“One of my earliest recollections of a personal experience with recognizing the Spirit came when I was a missionary in Korea. I had the responsibility to present a lesson about something to the missionaries at an upcoming zone conference. I felt strongly the desire to teach something that would motivate, uplift, and help the missionaries in our zone. I remember the weight I felt on my shoulders as I pondered, prayed, and prepared for that lesson. It wasn’t a pleasant weight. It was a heavy weight that burdened me as I struggled to find the right idea for the lesson. Then one day I had a burst of inspiration. Thoughts came into my mind and almost instantly I knew what to teach. I knew it was right because the heavy burden that had weighed me down was lifted. Instead, I felt exhilarated. I guess you could say I felt peace. I remember thinking, “This must be what it feels like to be prompted by the Holy Ghost.”

“In subsequent personal experiences with the Spirit I have noticed something. The peace that comes from the Spirit is often more recognizable when it comes in juxtaposition to a period of struggle and uncertainty. Perhaps the work and struggle on our part to study and ponder before receiving an answer is necessary because it makes the difference between our feelings of uncertainty and the feelings of peace offered by the Spirit distinct enough to be recognizable.” (Receiving and Recognizing the Holy Ghost”, James P. Porter, BYU Devotional, March 22, 2011)

Another way to recognize the spirit is when we pray to know what to do; we sometimes need to make a decision and act on that decision. If we are doing what the Lord would have us do, then the peace and assurance will come. If doubts and confusion fill us, then a course correction is needed: Elder Dallin H. Oaks shares this experience of Elder Bruce R. McConkie:

“When he spoke on the BYU campus some years ago on the subject “Agency or Inspiration,” Elder Bruce R. McConkie stressed our responsibility to do all that we can before we seek a revelation. He gave a very personal example. When he set out to choose a companion for eternity, he did not go to the Lord and ask whom he ought to marry. “I went out and found the girl I wanted,” he said. “She suited me; . . . it just seemed . . . as though this ought to be. . . . [Then] all I did was pray to the Lord and ask for some guidance and direction in connection with the decision that I’d reached” (Speeches of the Year, 1972–73 [Provo, Utah: Brigham Young University Press, 1973], p. 111).
“Elder McConkie summarized his counsel on the balance between agency and inspiration in these sentences:

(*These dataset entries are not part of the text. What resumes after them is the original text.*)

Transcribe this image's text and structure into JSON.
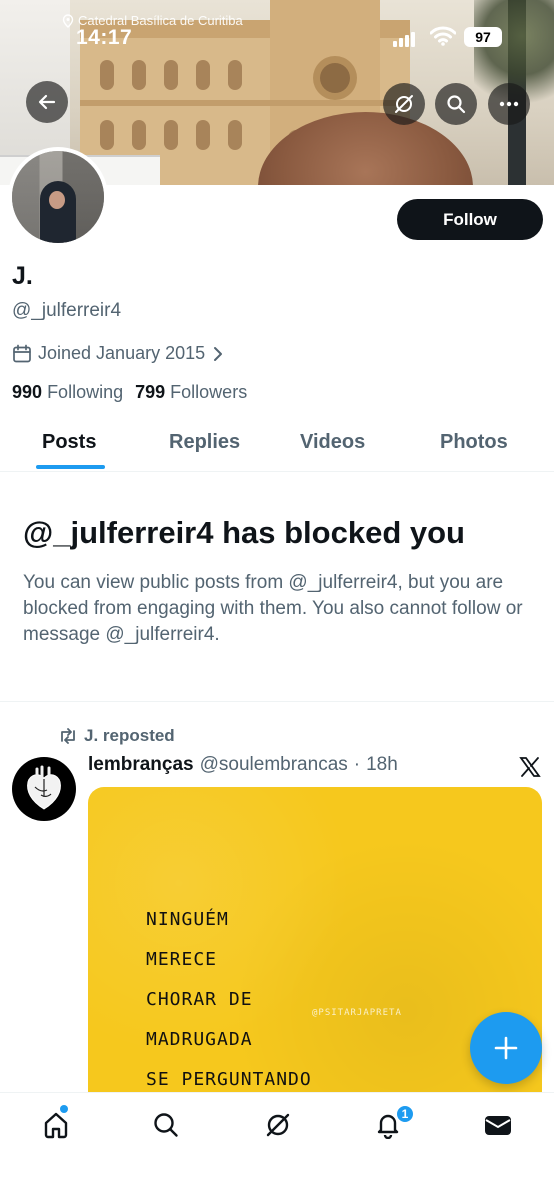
{
  "status_bar": {
    "location": "Catedral Basílica de Curitiba",
    "time": "14:17",
    "battery": "97"
  },
  "profile": {
    "display_name": "J.",
    "handle": "@_julferreir4",
    "joined": "Joined January 2015",
    "following_count": "990",
    "following_label": "Following",
    "followers_count": "799",
    "followers_label": "Followers",
    "follow_button": "Follow"
  },
  "tabs": [
    {
      "label": "Posts",
      "active": true
    },
    {
      "label": "Replies",
      "active": false
    },
    {
      "label": "Videos",
      "active": false
    },
    {
      "label": "Photos",
      "active": false
    }
  ],
  "blocked_notice": {
    "title": "@_julferreir4 has blocked you",
    "body": "You can view public posts from @_julferreir4, but you are blocked from engaging with them. You also cannot follow or message @_julferreir4."
  },
  "post": {
    "repost_label": "J. reposted",
    "author_name": "lembranças",
    "author_handle": "@soulembrancas",
    "separator": "·",
    "time": "18h",
    "image_lines": [
      "NINGUÉM",
      "MERECE",
      "CHORAR DE",
      "MADRUGADA",
      "SE PERGUNTANDO"
    ],
    "image_watermark": "@PSITARJAPRETA",
    "image_background": "#f6c81d"
  },
  "bottom_nav": {
    "notification_count": "1"
  },
  "colors": {
    "accent": "#1d9bf0",
    "text_primary": "#0f1419",
    "text_secondary": "#536471"
  }
}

“We’re expected to use the gifts and talents and abilities, the sense and judgment and agency with which we are endowed [p. 108]. . . .

Implicit in asking in faith is the precedent requirement that we do everything in our power to accomplish the goal that we seek [p. 110]. . . .

We’re expected to do everything in our power that we can, and then to seek an answer from the Lord, a confirming seal that we’ve reached the right conclusion.” (“Revelation”, Dallin H. Oaks, BYU Devotional, September 29, 1981)

I know that if we follow these principles to be worthy to have the Gift of the Holy Ghost to dwell with us and we recognize the feelings when they come we can know when the promptings are from the Lord. The next step then is to follow the promptings and go and do what the Lord asks us to do. When the Prophet Samuel in the Old Testament was young he was taught how to recognize the spirit and then to respond. After the spirit woke him three times and not know it was the Spirit of the Lord, he went to Eli, when Eli figured out that it was the Lord he told Samuel:

Go, lie down: and it shall be, if he call thee, that thou shalt say, Speak, Lord; for thy servant heareth. (1 Samuel 3:9)

If we will have the desire to hear the Lord when he speaks, we must also be willing to take the time to listen and then to get up and do the thing he would have us do.

Your comments and questions are always welcome.